Well-known writers have sometimes come out in the open to argue with hostile reviews, whether published in mainstream newspapers, blogs, Amazon, or community websites such as Goodreads. The Letters pages of the Times Literary Supplement are filled with authors responding to critics, sometimes to correct a small error, at other times to enter into a detailed defence. The general consensus is that writers seldom come off well when they disagree with their critics, though there are exceptions.
None of this is surprising, or even new. Anne Brontë’s second published novel, The Tenant of Wildfell Hall, appeared in 1848. There are two narrators. One is a woman who has fled domestic abuse. The other (and a particularly unreliable one at that) is the man who falls in love with her. The novel has always struck me as having much in common with today’s psychological thrillers.
Anne Brontë wrote a Preface to the second edition of the novel. That Preface is essentially a long rebuttal of her critics. In it, Brontë tells us that The Tenant of Wildfell Hall was ‘censured with an asperity’ which she was ‘little prepared for’. Her shocked reaction to sharp criticism is one that many writers will identify with. Sharpe’s London Magazine said of the novel: ‘so revolting are many of the scenes, so coarse and disgusting the language put into the mouths of some of the characters, that the reviewer to whom we entrusted it returned it to us, saying it was unfit to be noticed in the pages of Sharpe; and we are so far of the same opinion’. Ouch.
I have to confess that although I am on Brontë’s side, I find Sharpe’s damning comment arrestingly written and memorable – it is itself a kind of work of art, though an ugly one. Brontë’s novel is about extreme behaviours and emotions, and she didn’t sugar coat them – in this, she and her critics were in agreement. But they differ over the question of whether her explicit depictions should exist at all, as well as whether violent and shocking subject matter was fit for women readers and writers.
In her Preface, Brontë quotes an anonymous reviewer from the Spectator, who states that ‘there seems in the writer a love of the coarse, if not of the brutal’. Brontë is defiant in the face of this very personal accusation. She vows that she ‘will speak’ the ‘unpalatable truth’ about ‘vice and vicious characters’ even if it ‘be to the prejudice of my own name’. The interesting thing about Brontë and her critics is their consensus about what the central purpose and effect of her writing actually was: the power to disturb her reader with shocking real events. For Brontë, this is a virtue. For her critics, it is an offence. But the power to unnerve the reader is what many writers of psychological thrillers and crime novels desire. For the reader to be disturbed or upset is exactly the response that ‘vices’ and ‘viciousness’ and ‘unpalatable truths’ warrant.

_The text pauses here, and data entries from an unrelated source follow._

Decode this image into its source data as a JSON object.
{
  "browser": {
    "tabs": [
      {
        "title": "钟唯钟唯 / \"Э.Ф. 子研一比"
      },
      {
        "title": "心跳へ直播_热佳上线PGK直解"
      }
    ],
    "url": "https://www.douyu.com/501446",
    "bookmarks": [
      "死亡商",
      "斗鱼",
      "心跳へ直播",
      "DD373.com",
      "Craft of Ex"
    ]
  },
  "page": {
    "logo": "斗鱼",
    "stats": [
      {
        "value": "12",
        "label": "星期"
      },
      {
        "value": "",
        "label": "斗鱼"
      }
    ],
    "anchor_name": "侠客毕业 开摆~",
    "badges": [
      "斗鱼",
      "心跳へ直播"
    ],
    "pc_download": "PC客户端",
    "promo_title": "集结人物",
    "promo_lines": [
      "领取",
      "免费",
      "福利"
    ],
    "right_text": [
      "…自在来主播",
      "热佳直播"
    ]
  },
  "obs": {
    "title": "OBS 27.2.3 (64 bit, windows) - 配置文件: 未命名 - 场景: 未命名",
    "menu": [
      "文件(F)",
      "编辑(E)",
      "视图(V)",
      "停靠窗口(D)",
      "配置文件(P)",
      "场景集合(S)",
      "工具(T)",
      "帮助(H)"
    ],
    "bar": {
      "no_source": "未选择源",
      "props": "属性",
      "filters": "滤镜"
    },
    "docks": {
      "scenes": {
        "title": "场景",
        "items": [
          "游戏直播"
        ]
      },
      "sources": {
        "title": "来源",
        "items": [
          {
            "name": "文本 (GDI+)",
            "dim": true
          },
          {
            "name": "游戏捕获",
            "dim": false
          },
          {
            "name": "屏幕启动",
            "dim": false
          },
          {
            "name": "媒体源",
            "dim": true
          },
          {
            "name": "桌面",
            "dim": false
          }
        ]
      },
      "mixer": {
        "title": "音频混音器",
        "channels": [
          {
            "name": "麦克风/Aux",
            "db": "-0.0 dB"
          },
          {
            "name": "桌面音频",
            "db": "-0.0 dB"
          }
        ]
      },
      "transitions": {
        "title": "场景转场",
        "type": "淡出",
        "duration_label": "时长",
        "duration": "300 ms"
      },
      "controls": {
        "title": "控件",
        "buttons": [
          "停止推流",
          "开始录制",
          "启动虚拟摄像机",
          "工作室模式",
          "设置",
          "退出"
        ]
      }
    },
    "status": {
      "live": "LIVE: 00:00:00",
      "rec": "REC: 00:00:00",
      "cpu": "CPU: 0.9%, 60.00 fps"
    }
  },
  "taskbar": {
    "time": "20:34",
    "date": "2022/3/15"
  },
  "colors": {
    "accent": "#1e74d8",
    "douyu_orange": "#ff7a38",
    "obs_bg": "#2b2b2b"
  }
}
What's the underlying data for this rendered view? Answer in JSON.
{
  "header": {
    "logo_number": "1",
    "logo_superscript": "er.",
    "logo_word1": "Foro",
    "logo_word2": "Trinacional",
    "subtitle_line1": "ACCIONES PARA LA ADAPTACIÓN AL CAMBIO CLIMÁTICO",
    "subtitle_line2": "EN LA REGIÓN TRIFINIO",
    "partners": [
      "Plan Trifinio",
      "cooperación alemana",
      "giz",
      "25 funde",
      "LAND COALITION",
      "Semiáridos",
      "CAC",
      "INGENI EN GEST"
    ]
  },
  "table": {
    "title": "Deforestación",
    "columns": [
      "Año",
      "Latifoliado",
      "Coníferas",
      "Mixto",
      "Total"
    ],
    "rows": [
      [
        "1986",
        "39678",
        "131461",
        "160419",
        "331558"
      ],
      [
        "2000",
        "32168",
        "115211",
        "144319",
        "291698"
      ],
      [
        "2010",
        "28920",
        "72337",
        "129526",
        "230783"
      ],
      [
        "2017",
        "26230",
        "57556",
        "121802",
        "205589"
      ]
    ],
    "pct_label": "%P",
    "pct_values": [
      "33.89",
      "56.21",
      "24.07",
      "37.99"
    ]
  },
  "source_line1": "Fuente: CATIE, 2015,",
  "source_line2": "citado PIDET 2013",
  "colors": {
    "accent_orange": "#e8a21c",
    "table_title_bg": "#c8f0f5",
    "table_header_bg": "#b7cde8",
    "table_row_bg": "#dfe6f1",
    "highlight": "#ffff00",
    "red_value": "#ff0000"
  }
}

Today’s book review landscape would seem unrecognisable to the Brontës, but the question of how to handle bad reviews has not gone away. For each of us, the answer must be an individual one. My own practice is never to engage with reviews, except to say thank you when a reviewer brings a good one to my attention. Sometimes, though, it is more difficult than usual not to respond. I remember a reviewer who gave my first novel one star and didn’t finish it, because she said that just to read the opening chapters made her so anxious she needed medication. A part of me wanted to reach out to her, to say that I hoped she was okay and that I was sorry for her distress. But another part of me felt that the nature of the material ought to make readers uneasy and provoke a strong response, and I had taken a deliberate decision not to prettify or omit. In any case, to approach that reader would have been an intrusion. Occasionally, a reviewer will say something in terms that I find especially hard. One complained that my novel made her want to take a shower. Another said that my heroine was to blame for being stalked and assaulted. At such moments, it is time to step away and do something else.
Generally, though, I try to consider what the reviewer is saying, weigh it against my own vision, and mull over what impact, if any, it might have on my work. I also try to remember that the review itself is a piece of writing, and that the reviewer is trying to produce something that is entertaining or moving or thought-provoking or helpful. Are they well written? This is a question to ask about reviews as well as the novels they discuss. If the answer is yes, I am inclined to think even more seriously about what the review says.
Charlotte Brontë’s letters reveal how attentive the sisters were to their readers, how heartened they were by some reviews, and how wounded by others. The public nature of Anne’s response to her critics was an exception to the sisters’ normal practice of dealing privately with reviews. The Daily News found the male characters in Charlotte’s second published novel, Shirley, ‘all as unreal as Madame Tussaud’s waxworks’. Charlotte told her publisher, William Smith Williams, ‘when I read it my heart sickened’. She went on to say, ‘Were my Sisters now alive they and I would laugh over this notice – but they sleep – they will wake no more for me – and I am a fool to be so moved by what is not worth a sigh’. These words go right through me. And whenever I am especially stung by a bad review, I read them again.
The Second Sister is published by HarperCollins